Care Tips for Your Pet After Surgery

Many scenarios can occur that your pet will need surgical intervention. Even after the procedure is completed, pet parents are likely to experience the feeling of being anxious because of the potential dangers present during the operation, even if the process was elective or a medical emergency.

This is entirely normal, given that dogs and cats respond precisely the same way humans respond to surgery and anesthesia. The healing process is the same for them as for us, and you may speed up their recovery by offering post-surgery treatment.

Effective Post-Surgery Care

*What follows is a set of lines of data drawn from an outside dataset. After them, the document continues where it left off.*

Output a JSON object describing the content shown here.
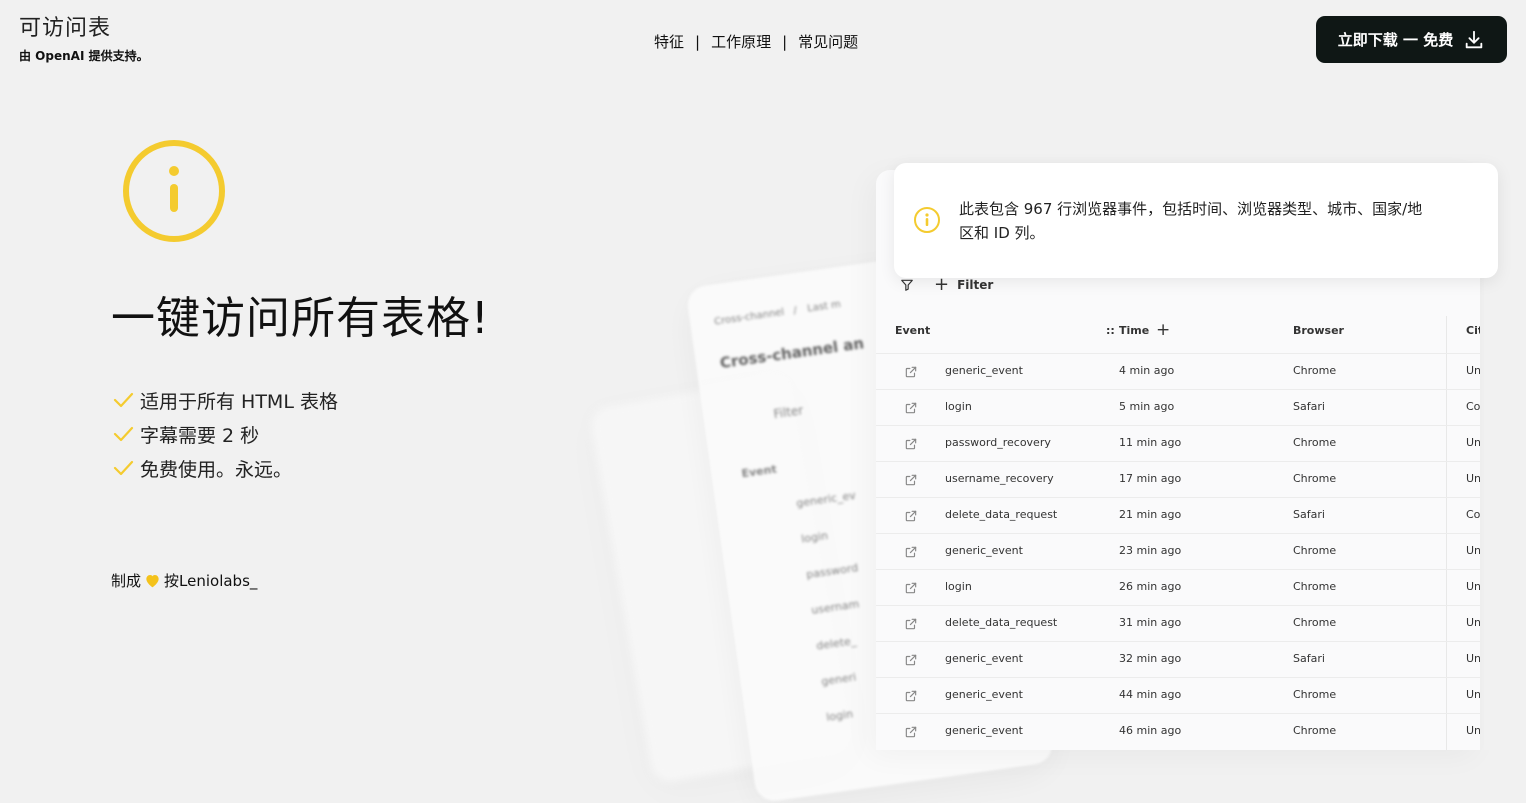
{
  "header": {
    "brand_title": "可访问表",
    "brand_sub": "由 OpenAI 提供支持。",
    "nav": [
      "特征",
      "工作原理",
      "常见问题"
    ],
    "nav_separator": "|",
    "download_label": "立即下载 一 免费"
  },
  "hero": {
    "title": "一键访问所有表格!",
    "features": [
      "适用于所有 HTML 表格",
      "字幕需要 2 秒",
      "免费使用。永远。"
    ],
    "made_prefix": "制成",
    "made_suffix": "按Leniolabs_"
  },
  "colors": {
    "accent_yellow": "#f4cb2f",
    "button_bg": "#0f1715",
    "heart": "#f4c21b"
  },
  "tooltip": {
    "text": "此表包含 967 行浏览器事件，包括时间、浏览器类型、城市、国家/地区和 ID 列。",
    "icon": "info-icon"
  },
  "back_card": {
    "breadcrumb_1": "Cross-channel",
    "breadcrumb_sep": "/",
    "breadcrumb_2": "Last m",
    "title": "Cross-channel an",
    "filter": "Filter",
    "event": "Event",
    "rows": [
      "generic_ev",
      "login",
      "password",
      "usernam",
      "delete_",
      "generi",
      "login"
    ]
  },
  "table": {
    "filter_label": "Filter",
    "time_prefix": "::",
    "columns": [
      "Event",
      "Time",
      "Browser",
      "Cit"
    ],
    "rows": [
      {
        "event": "generic_event",
        "time": "4 min ago",
        "browser": "Chrome",
        "city": "Un"
      },
      {
        "event": "login",
        "time": "5 min ago",
        "browser": "Safari",
        "city": "Co"
      },
      {
        "event": "password_recovery",
        "time": "11 min ago",
        "browser": "Chrome",
        "city": "Un"
      },
      {
        "event": "username_recovery",
        "time": "17 min ago",
        "browser": "Chrome",
        "city": "Un"
      },
      {
        "event": "delete_data_request",
        "time": "21 min ago",
        "browser": "Safari",
        "city": "Co"
      },
      {
        "event": "generic_event",
        "time": "23 min ago",
        "browser": "Chrome",
        "city": "Un"
      },
      {
        "event": "login",
        "time": "26 min ago",
        "browser": "Chrome",
        "city": "Un"
      },
      {
        "event": "delete_data_request",
        "time": "31 min ago",
        "browser": "Chrome",
        "city": "Un"
      },
      {
        "event": "generic_event",
        "time": "32 min ago",
        "browser": "Safari",
        "city": "Un"
      },
      {
        "event": "generic_event",
        "time": "44 min ago",
        "browser": "Chrome",
        "city": "Un"
      },
      {
        "event": "generic_event",
        "time": "46 min ago",
        "browser": "Chrome",
        "city": "Un"
      }
    ]
  }
}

Dog surgery is a difficult moment for all the family members. It’s not just about worrying about the procedure itself but also about what will occur afterward. On top of all your affection and love, they will need additional treatment. Find out how you can aid your pet in recovering after surgery.

1. Restrict Activity

Your pet may want to leap and play; however, anesthesia or lethargy could stop it. Some pets are stubborn about physical activity. If your animal appears good, limit its activities to prevent reopening the surgical incision.

Research suggests that surgical cuts heal within seven days; consequently, resting during this period will aid. During bone surgery, your pet could be restricted for three weeks or even longer. Consider keeping your pet in a cozy cage or small space in which you can watch it. Make sure fresh water is near their beds, so they don’t need to walk for a long distance to drink.

To properly address your pet’s recovery, you can visit a website that provides overall veterinary care to maintain your pet’s wellness and health. The assistance of an expert can ensure that your pet will return back to its perfect shape and activeness in no time.

2. Check on the Wound

It’s recommended to examine your pet’s incision site at least twice per day, in the morning and the evening, but not beyond the initial 24 hours. There should be minimal swelling or redness but no discharge. Do not apply pressure to the incision, and always disinfect your hands before carefully checking the area.

It’s common to feel a numb knot or lump; however, it’s nothing to be worried about. However, speak to your veterinarian if you notice noticeable and persistent redness, swelling, or discharge from the wound.

If the wound of your pet reopened, you need the immediate help of a veterinary surgeon. You can type in “veterinary surgeon near me” in your tab for the best result and immediately book a scheduled appointment with them.

3. Give Prescribed Medications

Even if it seems that your pet looks to be getting better, it needs to take all of its medicine, or its recovery may be slowed. Unfinished medications leave your pet at risk of infection and could result in the development of antibiotic resistance. Because dogs and cats are just like us when it comes to pain, the process can make your pet uncomfortable and in pain. 

Do not give your pet painkillers. Paracetamol, as well as some NSAIDs, may be lethal to dogs and cats. Give vet-prescribed drugs only.

4. Provide Nutritious Diet

Your pet may not have the desire to eat because of the post-operative discomfort. Help your pet regain appetite. Give something healthful, delicious, and easy to digest. Wet food is more pleasant than dry pellets. Start by feeding small amounts and gradually moving up. Do not force your pet to take a meal after surgery because it could vomit. 

When your pet can regain an appetite, provide it with food rich in calories and protein and easy for digestion. They are vital to healing wounds.

If your pet has undergone pet dental surgery, having knowledge about the maintenance of your pet’s dental wellness is crucial. You can visit websites like if you want to know more about your pet’s oral health and well-being.

5. Funnel-shaped Collar

It’s good to purchase your pet a funnel-shaped collar referred to as ‘Elizabethan’ or “Buster collars’ to avert your pet from licking, biting, or gnawing their wound or bandage. Most of them were made from plastic; however, now you can find them made of soft materials, which your dog may find more comfortable.

The collar should not affect your dog’s ability to eat or drink so that they can become accustomed to wearing it. The collar can be removed when your dog requires to drink a glass of liquid or needs to eat.